When George Saunders’ Tenth of December was released, the New York Times magazine declared it to be “the best book you’ll read this year,” and many others offered similar encomiums. Elizabeth Minkel noticed that a few dissenters from the praise asked just how great a short story writer could be:
[I]t was suggested that someone who can’t seem to accrue enough pages to pen the Great American Novel couldn’t actually be considered the writer of our time. The whole debate volleyed around the bookish corners of the Internet for a few days, one of those weird, insular, overly prescriptive bouts of literary navel-gazing. Whatever, I said. The conversation was an irrelevant one. I loved George Saunders. I was going to love this book.
After reading the collection, she fears the critics might be onto something:
If it’s so important to me to figure out how these stories work, it feels similarly important to understand how the sum of their parts seems to fall short. I felt, at times, that the stories themselves were unevenly matched: big famous ones, like the two bookends, “Victory Lap” and the final, eponymous story, shine so brightly that some of the others feel like paler echoes. And then there’s the literal echo — Saunders’s language, the tricky rhythm of modern colloquialisms that’s often so beautifully awkward — in the words of that Times piece, it’s frequently “a kind of heightened bureaucratese” — can feel gimmicky in story after story, the sheen wearing off a bit. These criticisms — the pace, the shtick — are ones I and many, many others have leveled before all sorts of short story collections — and it’s there that we loop back around to the silly question of whether a writer who only produces short stories can really be considered the pinnacle of the profession.
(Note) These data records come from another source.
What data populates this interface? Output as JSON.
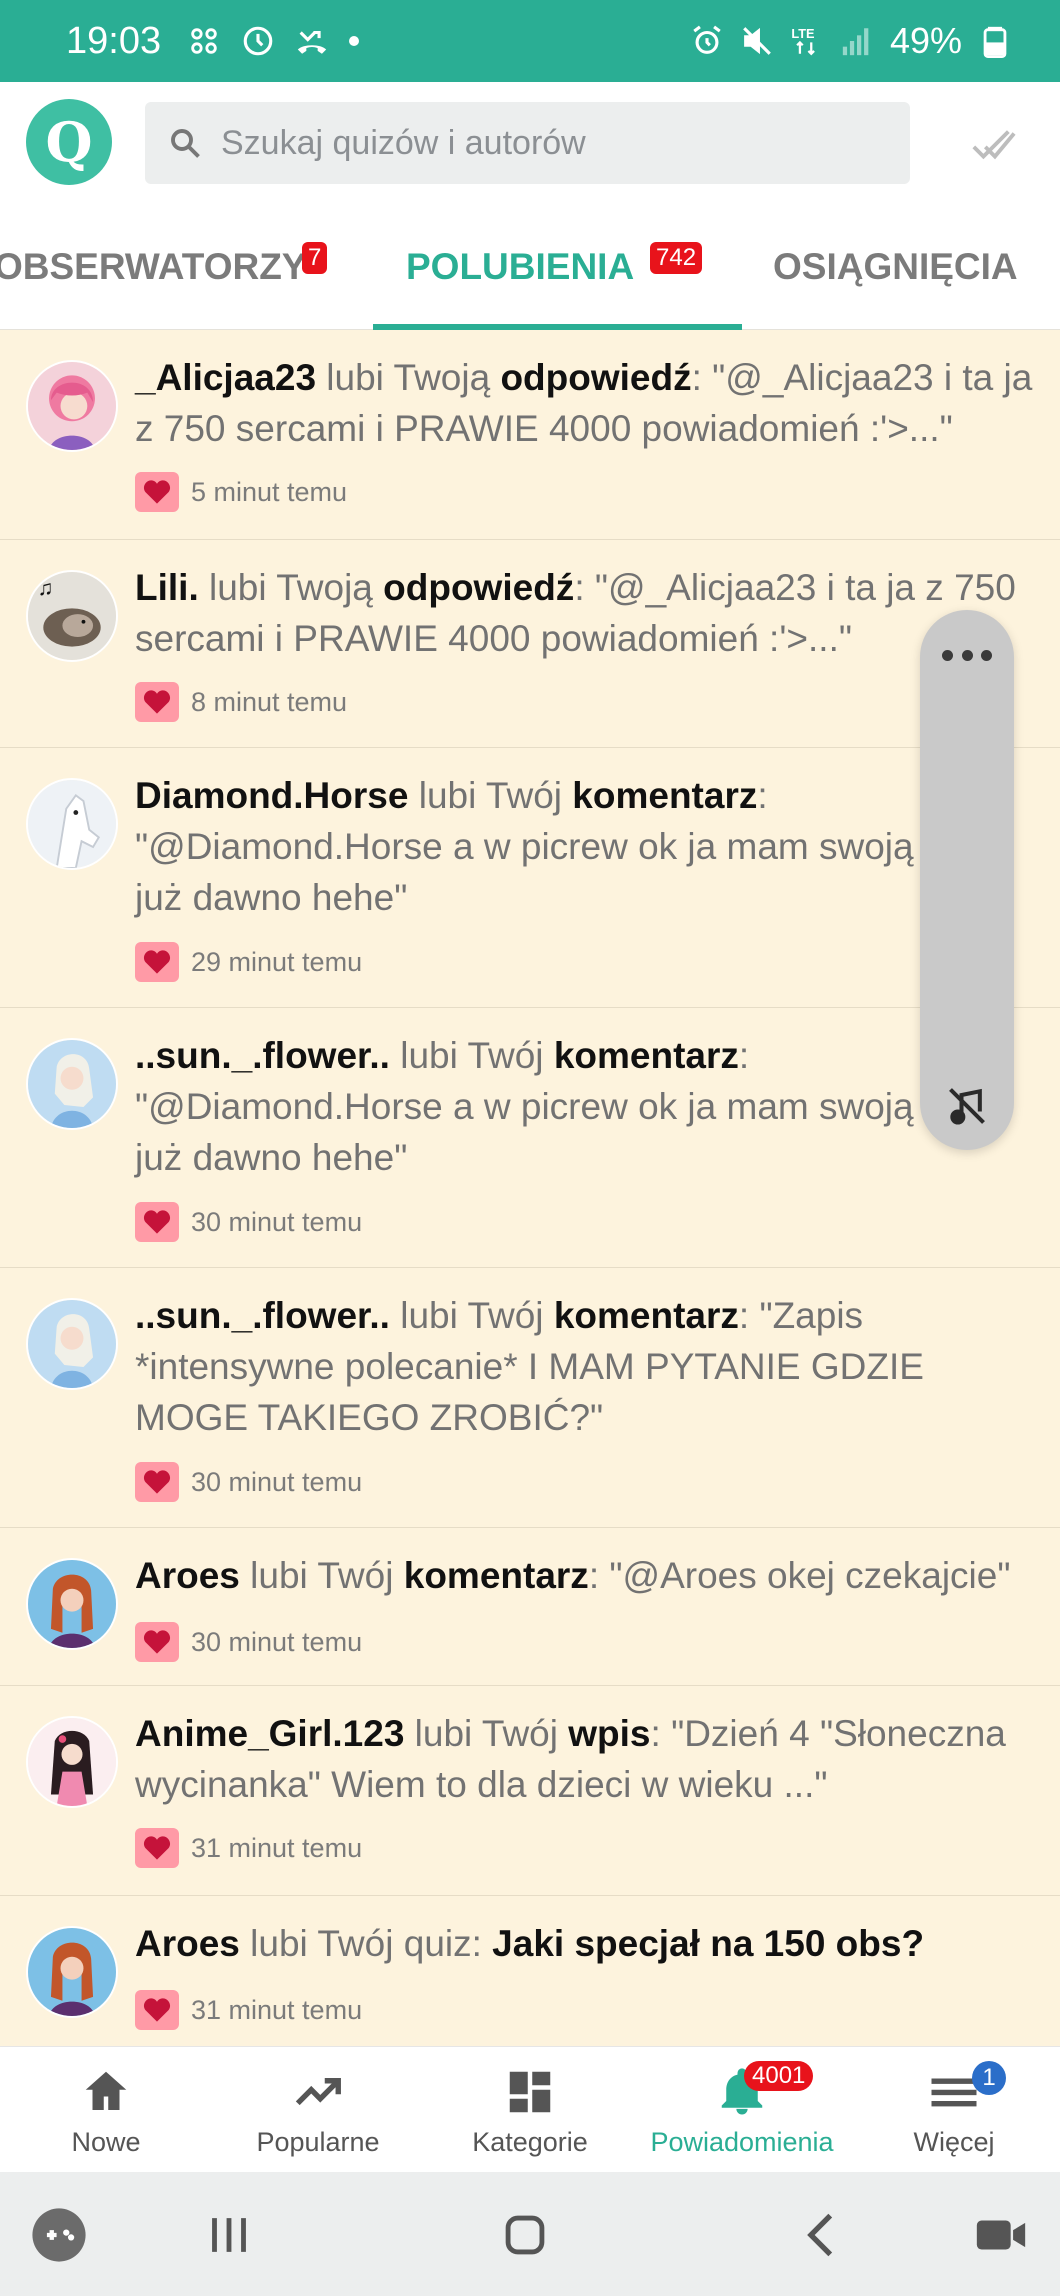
{
  "status_bar": {
    "time": "19:03",
    "battery": "49%",
    "network": "LTE"
  },
  "search": {
    "placeholder": "Szukaj quizów i autorów"
  },
  "logo": {
    "letter": "Q"
  },
  "tabs": [
    {
      "label": "OBSERWATORZY",
      "badge": "7"
    },
    {
      "label": "POLUBIENIA",
      "badge": "742"
    },
    {
      "label": "OSIĄGNIĘCIA",
      "badge": ""
    }
  ],
  "notifications": [
    {
      "user": "_Alicjaa23",
      "action": " lubi Twoją ",
      "object": "odpowiedź",
      "sep": ": ",
      "quote": "\"@_Alicjaa23 i ta ja z 750 sercami i PRAWIE 4000 powiadomień :'>...\"",
      "time": "5 minut temu"
    },
    {
      "user": "Lili.",
      "action": " lubi Twoją ",
      "object": "odpowiedź",
      "sep": ": ",
      "quote": "\"@_Alicjaa23 i ta ja z 750 sercami i PRAWIE 4000 powiadomień :'>...\"",
      "time": "8 minut temu"
    },
    {
      "user": "Diamond.Horse",
      "action": " lubi Twój ",
      "object": "komentarz",
      "sep": ": ",
      "quote": "\"@Diamond.Horse a w picrew ok ja mam swoją ocke już dawno hehe\"",
      "time": "29 minut temu"
    },
    {
      "user": "..sun._.flower..",
      "action": " lubi Twój ",
      "object": "komentarz",
      "sep": ": ",
      "quote": "\"@Diamond.Horse a w picrew ok ja mam swoją ocke już dawno hehe\"",
      "time": "30 minut temu"
    },
    {
      "user": "..sun._.flower..",
      "action": " lubi Twój ",
      "object": "komentarz",
      "sep": ": ",
      "quote": "\"Zapis *intensywne polecanie* I MAM PYTANIE GDZIE MOGE TAKIEGO ZROBIĆ?\"",
      "time": "30 minut temu"
    },
    {
      "user": "Aroes",
      "action": " lubi Twój ",
      "object": "komentarz",
      "sep": ": ",
      "quote": "\"@Aroes okej czekajcie\"",
      "time": "30 minut temu"
    },
    {
      "user": "Anime_Girl.123",
      "action": " lubi Twój ",
      "object": "wpis",
      "sep": ": ",
      "quote": "\"Dzień 4 \"Słoneczna wycinanka\" Wiem to dla dzieci w wieku ...\"",
      "time": "31 minut temu"
    },
    {
      "user": "Aroes",
      "action": " lubi Twój quiz: ",
      "object": "Jaki specjał na 150 obs?",
      "sep": "",
      "quote": "",
      "time": "31 minut temu"
    }
  ],
  "bottom_nav": [
    {
      "label": "Nowe",
      "icon": "home-icon",
      "badge": ""
    },
    {
      "label": "Popularne",
      "icon": "trending-icon",
      "badge": ""
    },
    {
      "label": "Kategorie",
      "icon": "dashboard-icon",
      "badge": ""
    },
    {
      "label": "Powiadomienia",
      "icon": "bell-icon",
      "badge": "4001"
    },
    {
      "label": "Więcej",
      "icon": "menu-icon",
      "badge": "1"
    }
  ],
  "colors": {
    "accent": "#2aae94",
    "badge": "#e8131b",
    "background": "#fdf3dd",
    "heart": "#c5133a"
  }
}
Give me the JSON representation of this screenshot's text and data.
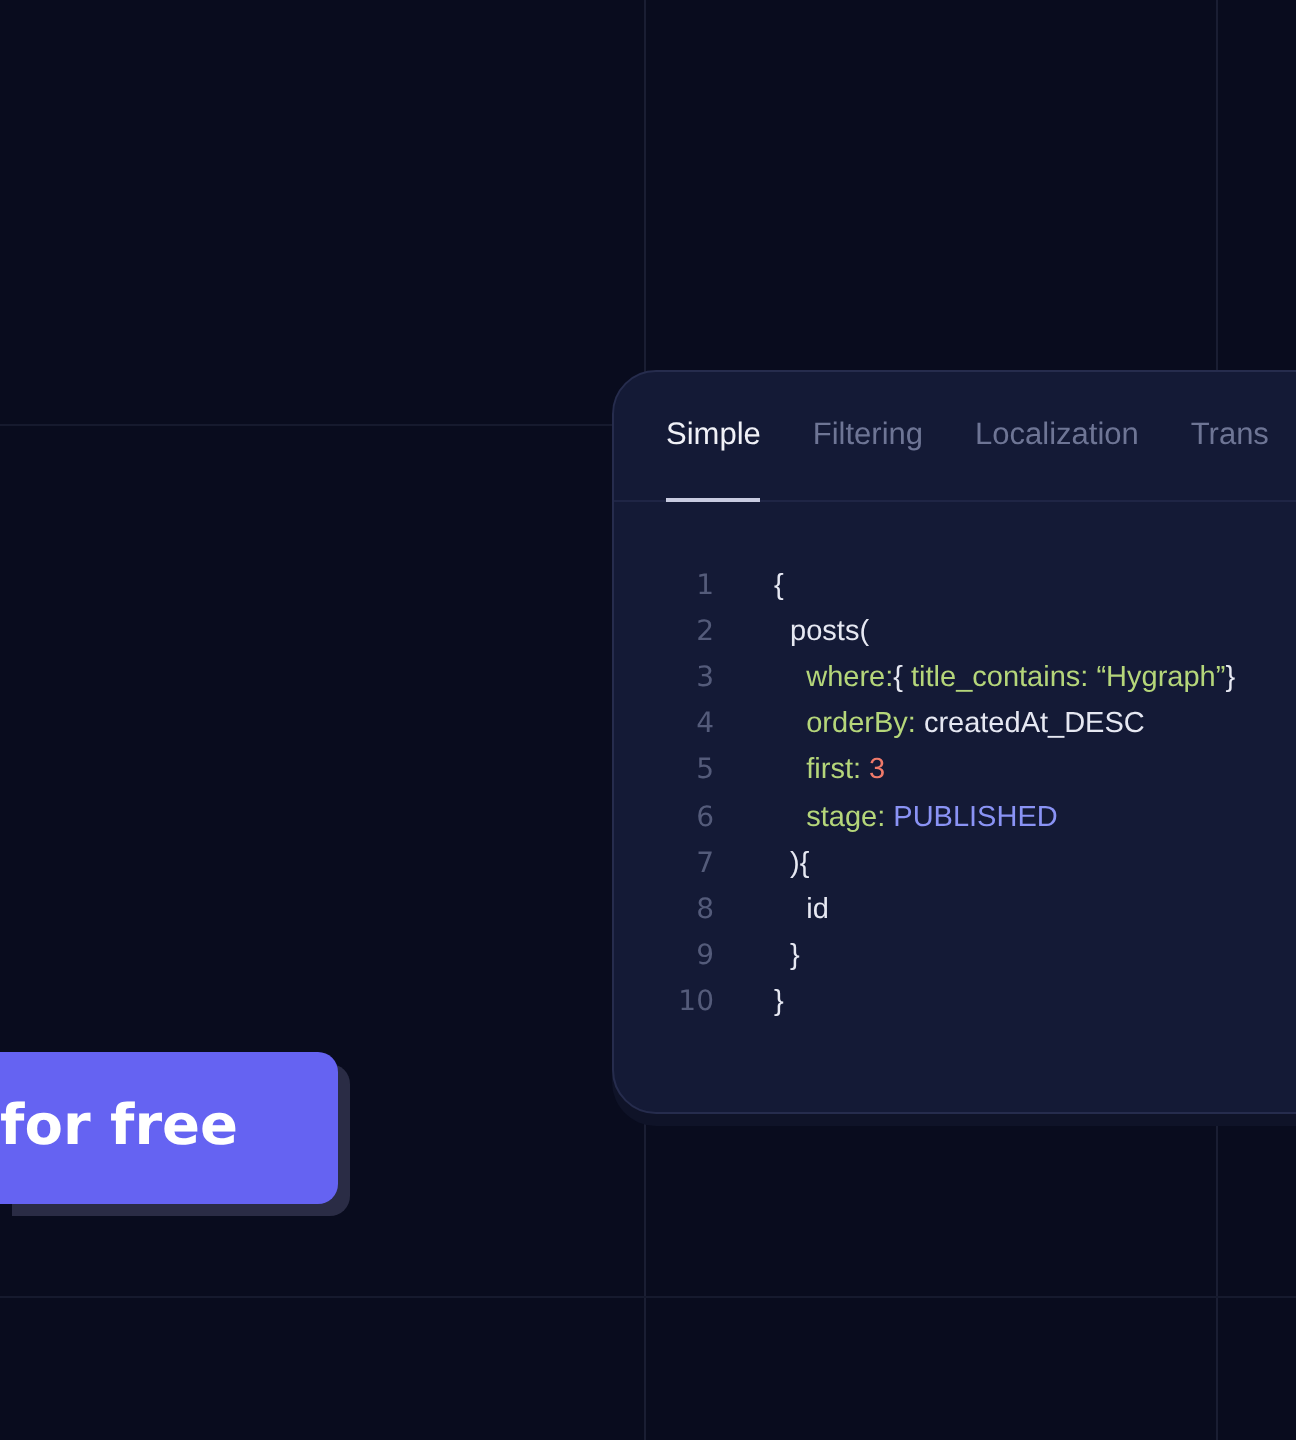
{
  "tabs": [
    {
      "label": "Simple",
      "selected": true
    },
    {
      "label": "Filtering",
      "selected": false
    },
    {
      "label": "Localization",
      "selected": false
    },
    {
      "label": "Trans",
      "selected": false
    }
  ],
  "code_lines": [
    {
      "number": "1",
      "tokens": [
        {
          "text": "{",
          "kind": "plain"
        }
      ]
    },
    {
      "number": "2",
      "tokens": [
        {
          "text": "  posts(",
          "kind": "plain"
        }
      ]
    },
    {
      "number": "3",
      "tokens": [
        {
          "text": "    where:",
          "kind": "key"
        },
        {
          "text": "{ ",
          "kind": "plain"
        },
        {
          "text": "title_contains: “Hygraph”",
          "kind": "key"
        },
        {
          "text": "}",
          "kind": "plain"
        }
      ]
    },
    {
      "number": "4",
      "tokens": [
        {
          "text": "    orderBy:",
          "kind": "key"
        },
        {
          "text": " createdAt_DESC",
          "kind": "plain"
        }
      ]
    },
    {
      "number": "5",
      "tokens": [
        {
          "text": "    first:",
          "kind": "key"
        },
        {
          "text": " 3",
          "kind": "number"
        }
      ]
    },
    {
      "number": "6",
      "tokens": [
        {
          "text": "    stage:",
          "kind": "key"
        },
        {
          "text": " PUBLISHED",
          "kind": "enum"
        }
      ]
    },
    {
      "number": "7",
      "tokens": [
        {
          "text": "  ){",
          "kind": "plain"
        }
      ]
    },
    {
      "number": "8",
      "tokens": [
        {
          "text": "    id",
          "kind": "plain"
        }
      ]
    },
    {
      "number": "9",
      "tokens": [
        {
          "text": "  }",
          "kind": "plain"
        }
      ]
    },
    {
      "number": "10",
      "tokens": [
        {
          "text": "}",
          "kind": "plain"
        }
      ]
    }
  ],
  "cta_button": {
    "label": "for free"
  }
}
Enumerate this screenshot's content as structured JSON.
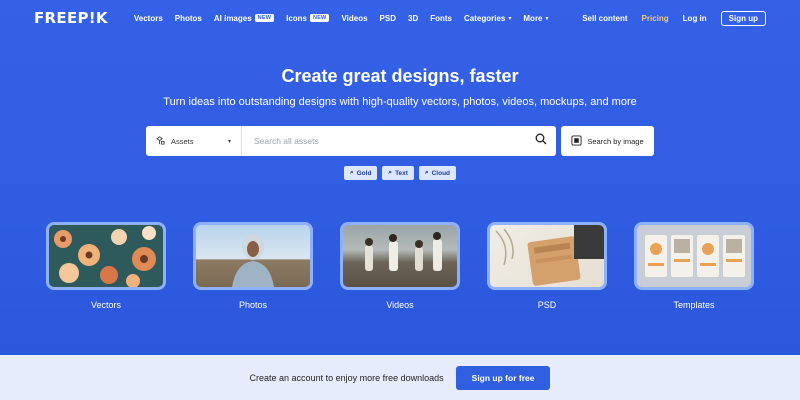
{
  "nav": {
    "logo": "FREEP!K",
    "links": [
      {
        "label": "Vectors"
      },
      {
        "label": "Photos"
      },
      {
        "label": "AI images",
        "badge": "NEW"
      },
      {
        "label": "Icons",
        "badge": "NEW"
      },
      {
        "label": "Videos"
      },
      {
        "label": "PSD"
      },
      {
        "label": "3D"
      },
      {
        "label": "Fonts"
      },
      {
        "label": "Categories",
        "dropdown": true
      },
      {
        "label": "More",
        "dropdown": true
      }
    ],
    "sell": "Sell content",
    "pricing": "Pricing",
    "login": "Log in",
    "signup": "Sign up"
  },
  "hero": {
    "title": "Create great designs, faster",
    "subtitle": "Turn ideas into outstanding designs with high-quality vectors, photos, videos, mockups, and more"
  },
  "search": {
    "type": "Assets",
    "placeholder": "Search all assets",
    "image_search": "Search by image"
  },
  "chips": [
    "Gold",
    "Text",
    "Cloud"
  ],
  "categories": [
    {
      "label": "Vectors"
    },
    {
      "label": "Photos"
    },
    {
      "label": "Videos"
    },
    {
      "label": "PSD"
    },
    {
      "label": "Templates"
    }
  ],
  "banner": {
    "text": "Create an account to enjoy more free downloads",
    "button": "Sign up for free"
  },
  "colors": {
    "brand": "#2f5fe0",
    "pricing": "#f7c97a",
    "banner_bg": "#e6ecfb"
  }
}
The question makes me cringe, for reasons I can’t quite articulate — maybe it’s because it does feel like a weird, insular, overly prescriptive bout of literary navel-gazing. Or maybe it’s because I’m beginning to suspect that it’s true.